shaunbhoy
23rd March 2009, 17:34
I believe that banking institutions are more dangerous to our liberties than standing armies. If the American people ever allow private banks to control the issue of their currency, first by inflation, then by deflation, the banks and corporations that will grow up around [the banks] will deprive the people of all property until their children wake-up homeless on the continent their fathers conquered. The issuing power should be taken from the banks and restored to the people, to whom it properly belongs.
Thomas Jefferson, Letter to the Secretary of the Treasury Albert Gallatin
(1802)
3rd president of US (1743 - 1826)


Yes, he was a real visionary was TJ.

gingerjedi
23rd March 2009, 18:21
Yes, he was a real visionary was TJ.

Sure was, often misunderstood though... Bill of rights (http://www.flixgadget.com/video79338.aspx)

AlfredJPruffock
25th March 2009, 09:33
Yes, he was a real visionary was TJ.

Very much food for thought - if anybody doubts the message I was very interested to hear Obama's comments recently on the very real danger that the US Shadow Banking System posed to the US and the Global Economy - he claimed he was 'ready' for them - let battle commence.


"I know that oil and gas companies won’t like us ending nearly $30 billion in tax breaks, but that’s how we’ll help fund a renewable energy economy that will create new jobs and new industries.

In other words, I know these steps won’t sit well with the special interests and lobbyists who are invested in the old way of doing business, and I know they’re gearing up for a fight as we speak.

My message to them is this:

“So am I.”

President Obama March 2009

AlfredJPruffock
25th March 2009, 09:42
For those who dont know the phrase 'Shadow Banking System' was not dreamt up by a conspiracy theorist - here is the defintion

The term "shadow banking system" is attributed to Paul McCulley of PIMCO by PIMCO's CEO Bill Gross.


The shadow banking system or the shadow financial system consists of non-bank financial institutions that, like banks, borrow short, and in liquid forms, and lend or invest long in less liquid assets.

They are able to do this via the use of credit derivative instruments which allow them to evade normal banking regulations, e.g. those related to specifying ratios of capital reserves to debt.

Many "shadow bank" like institutions and vehicles have emerged in American and European markets, between the years 2000 and 2008, and have come to play an important role in providing credit across the global financial system.

The system includes SIVs, conduits, money funds, monolines, investment banks, hedge funds and other non-bank financial institutions.

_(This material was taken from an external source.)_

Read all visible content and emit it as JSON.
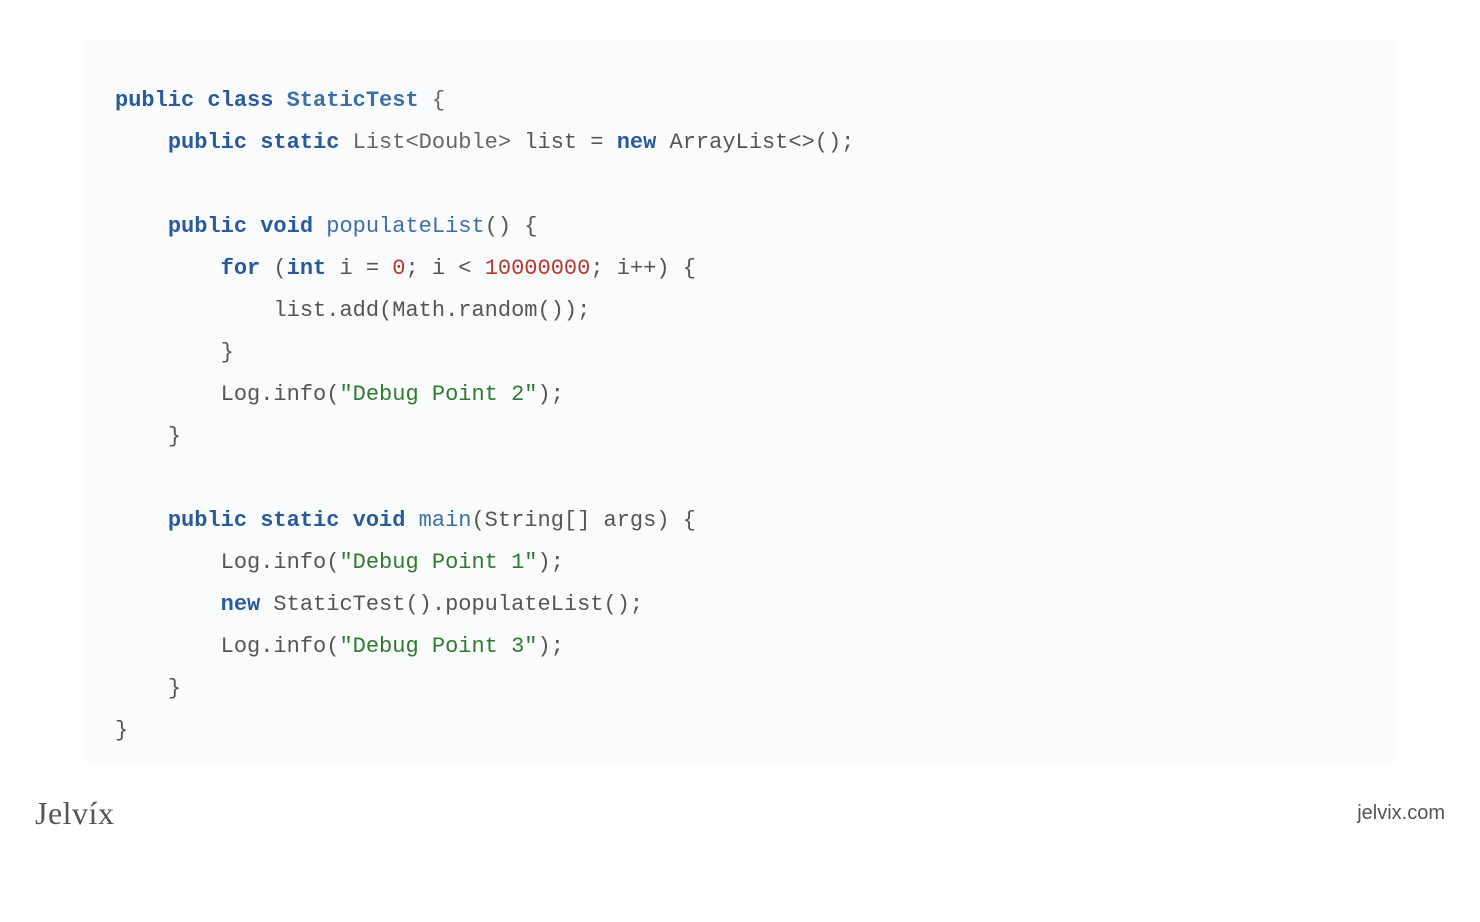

These institutions are subject to market risk, credit risk and especially liquidity risk, since their liabilities are short-term while their assets are more long term and illiquid.

This creates a potential problem in that they are not depositary institutions and do not have direct or indirect access to their central bank's lender-of-last-resort support.

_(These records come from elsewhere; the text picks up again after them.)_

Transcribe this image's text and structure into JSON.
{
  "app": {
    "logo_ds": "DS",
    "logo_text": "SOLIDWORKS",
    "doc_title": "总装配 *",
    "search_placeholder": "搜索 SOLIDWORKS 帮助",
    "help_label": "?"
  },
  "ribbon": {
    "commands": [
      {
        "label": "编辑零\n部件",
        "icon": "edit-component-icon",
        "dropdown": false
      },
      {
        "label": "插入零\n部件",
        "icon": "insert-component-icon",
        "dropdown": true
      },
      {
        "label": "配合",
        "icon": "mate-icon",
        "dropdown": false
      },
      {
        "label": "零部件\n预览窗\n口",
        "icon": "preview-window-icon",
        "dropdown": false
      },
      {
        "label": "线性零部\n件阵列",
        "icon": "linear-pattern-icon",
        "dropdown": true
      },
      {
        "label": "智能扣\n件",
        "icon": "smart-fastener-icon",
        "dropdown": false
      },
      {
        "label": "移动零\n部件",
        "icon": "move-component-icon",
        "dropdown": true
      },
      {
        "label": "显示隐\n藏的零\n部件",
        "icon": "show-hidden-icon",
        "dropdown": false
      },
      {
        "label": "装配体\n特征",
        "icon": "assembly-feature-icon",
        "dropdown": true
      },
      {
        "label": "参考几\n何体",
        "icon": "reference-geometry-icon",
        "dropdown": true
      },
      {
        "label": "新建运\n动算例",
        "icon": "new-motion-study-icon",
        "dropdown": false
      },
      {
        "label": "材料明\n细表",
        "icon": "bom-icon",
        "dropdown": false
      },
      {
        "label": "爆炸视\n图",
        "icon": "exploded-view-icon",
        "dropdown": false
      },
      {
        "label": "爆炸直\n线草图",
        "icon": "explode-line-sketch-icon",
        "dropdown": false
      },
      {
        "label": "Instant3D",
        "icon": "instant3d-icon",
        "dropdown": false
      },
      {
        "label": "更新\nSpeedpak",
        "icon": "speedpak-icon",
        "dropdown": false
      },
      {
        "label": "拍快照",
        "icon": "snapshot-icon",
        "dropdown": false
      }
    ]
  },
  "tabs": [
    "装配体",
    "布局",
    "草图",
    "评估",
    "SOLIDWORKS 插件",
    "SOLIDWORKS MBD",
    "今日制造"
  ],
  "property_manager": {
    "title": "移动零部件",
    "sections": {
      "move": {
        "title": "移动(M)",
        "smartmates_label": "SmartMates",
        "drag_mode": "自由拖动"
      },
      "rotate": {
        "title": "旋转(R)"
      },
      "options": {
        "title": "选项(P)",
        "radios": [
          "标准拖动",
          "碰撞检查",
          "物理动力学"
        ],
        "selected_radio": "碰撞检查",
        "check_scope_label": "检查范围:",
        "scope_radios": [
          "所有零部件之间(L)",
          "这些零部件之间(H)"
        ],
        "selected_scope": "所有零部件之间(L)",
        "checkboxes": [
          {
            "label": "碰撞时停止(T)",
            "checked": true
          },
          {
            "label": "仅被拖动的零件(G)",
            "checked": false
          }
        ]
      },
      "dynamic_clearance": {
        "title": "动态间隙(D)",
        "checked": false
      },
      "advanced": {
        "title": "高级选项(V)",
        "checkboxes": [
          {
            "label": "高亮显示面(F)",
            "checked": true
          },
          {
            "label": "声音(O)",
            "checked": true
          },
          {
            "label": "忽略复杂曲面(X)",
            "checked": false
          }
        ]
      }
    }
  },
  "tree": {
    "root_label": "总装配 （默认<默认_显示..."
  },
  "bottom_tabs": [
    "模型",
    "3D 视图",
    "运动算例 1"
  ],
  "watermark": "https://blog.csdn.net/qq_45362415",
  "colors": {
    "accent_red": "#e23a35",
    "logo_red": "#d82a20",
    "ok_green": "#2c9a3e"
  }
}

Therefore, during periods of market illiquidity, they could go bankrupt if unable to refinance their short-term liabilities.

Until the summer of 2007, structured investment vehicles (SIVs) and collateralised debt obligations (CDOs) attracted little outside attention and were not always fully recognized on the balance sheets of their affiliated banks. Since then the shadow banking system has been blamed[2] for aggravating the subprime mortgage crisis and helping to transform it into a global credit crunch.

NickNick
25th March 2009, 11:57
Rather than going back hundreds of years, I'll give you this instead.

This is from the NYTimes from November, 1999. The article is titled, "Congress Passes Wide-Ranging Bill Easing Bank Laws" about the repeal of Glass-Steagall a Depression-Era law to separate bankers and brokers:

"'I think we will look back in 10 years' time and say we should not have done this but we did because we forgot the lessons of the past, and that that which is true in the 1930's is true in 2010,'' said Senator Byron L. Dorgan, Democrat of North Dakota. "'I wasn't around during the 1930's or the debate over Glass-Steagall. But I was here in the early 1980's when it was decided to allow the expansion of savings and loans. We have now decided in the name of modernization to forget the lessons of the past, of safety and of soundness.'"